Rick “Super Hunky” Sieman served two stints as the Editor of Dirt Bike Magazine. He helped shape motorcycle journalism as we know it today and was instrumental in making Dirt Bike the icon that it is. Todd Huffman (of The Motocross Files) has been spear-heading an effort to get Rick on the AMA Hall of Fame ballot for 2023. He is in the non-competitive category which is pretty stacked with the likes of Travis Pastrana, etc. They’re taking two. If you remember Rick and what he did for motorcycling in the U.S., lend your voice to the movement. Here’s the link: https://americanmotorcyclist.com/hall-of-fame-class-of-2023

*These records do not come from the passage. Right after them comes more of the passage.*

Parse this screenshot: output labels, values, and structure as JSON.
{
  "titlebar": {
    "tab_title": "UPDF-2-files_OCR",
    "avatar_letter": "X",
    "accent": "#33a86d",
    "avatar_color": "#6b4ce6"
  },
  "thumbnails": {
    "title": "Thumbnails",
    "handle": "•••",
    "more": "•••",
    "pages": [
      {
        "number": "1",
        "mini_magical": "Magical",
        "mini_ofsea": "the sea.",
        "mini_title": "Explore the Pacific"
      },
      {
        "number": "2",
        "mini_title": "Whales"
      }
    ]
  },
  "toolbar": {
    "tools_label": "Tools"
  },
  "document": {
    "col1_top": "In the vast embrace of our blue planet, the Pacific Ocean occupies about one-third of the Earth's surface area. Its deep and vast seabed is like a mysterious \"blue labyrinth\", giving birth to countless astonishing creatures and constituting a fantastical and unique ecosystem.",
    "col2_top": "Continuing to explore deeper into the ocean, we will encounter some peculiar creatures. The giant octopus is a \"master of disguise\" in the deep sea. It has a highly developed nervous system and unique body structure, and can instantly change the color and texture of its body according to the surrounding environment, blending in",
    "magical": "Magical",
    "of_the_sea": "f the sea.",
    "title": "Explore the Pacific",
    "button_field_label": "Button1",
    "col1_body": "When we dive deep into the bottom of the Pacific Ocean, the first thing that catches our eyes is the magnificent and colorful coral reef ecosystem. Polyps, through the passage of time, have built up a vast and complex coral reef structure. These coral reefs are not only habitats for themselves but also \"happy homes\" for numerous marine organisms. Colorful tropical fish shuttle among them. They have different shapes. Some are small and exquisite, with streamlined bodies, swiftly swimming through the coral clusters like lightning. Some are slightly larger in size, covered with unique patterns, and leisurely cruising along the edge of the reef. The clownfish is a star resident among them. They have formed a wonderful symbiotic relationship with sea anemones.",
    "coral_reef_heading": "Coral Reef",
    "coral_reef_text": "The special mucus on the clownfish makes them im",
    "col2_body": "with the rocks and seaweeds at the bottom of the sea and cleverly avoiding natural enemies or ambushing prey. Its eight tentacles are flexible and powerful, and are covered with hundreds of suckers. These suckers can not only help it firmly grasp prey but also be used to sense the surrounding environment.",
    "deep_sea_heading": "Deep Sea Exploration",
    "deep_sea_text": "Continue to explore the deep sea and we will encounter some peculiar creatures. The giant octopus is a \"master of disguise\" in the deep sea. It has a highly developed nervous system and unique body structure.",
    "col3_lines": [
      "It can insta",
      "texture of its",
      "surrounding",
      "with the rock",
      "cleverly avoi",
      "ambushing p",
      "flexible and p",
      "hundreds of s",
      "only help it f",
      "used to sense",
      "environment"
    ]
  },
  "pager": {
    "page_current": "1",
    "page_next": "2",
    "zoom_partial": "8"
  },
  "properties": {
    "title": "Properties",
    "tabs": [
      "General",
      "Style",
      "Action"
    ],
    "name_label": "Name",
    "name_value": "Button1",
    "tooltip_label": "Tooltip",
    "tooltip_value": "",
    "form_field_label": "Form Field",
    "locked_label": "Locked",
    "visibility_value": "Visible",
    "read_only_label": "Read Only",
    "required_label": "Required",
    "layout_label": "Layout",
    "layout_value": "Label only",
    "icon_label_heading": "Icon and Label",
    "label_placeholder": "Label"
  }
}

We are currently testing the 2023 Beta 300RR Race Edition. This is a premium version of the classic 300cc two-stroke off-road bike. It does not have oil injection, but it has a long list of upgrades, including KYB suspension at both ends. The motor is also in a more aggressive state of tune, between a larger exhaust port, different power valve timing and a higher compression head. Under it all is a traditional design with a Keihin carburetor and a mechanical power valve. Check out our test of the bike on the trails around Glen Helen Raceway with Sean Lipanovich behind the bars. More on the Beta next week!



See you next week!

–Ron Lawson

Comments are closed.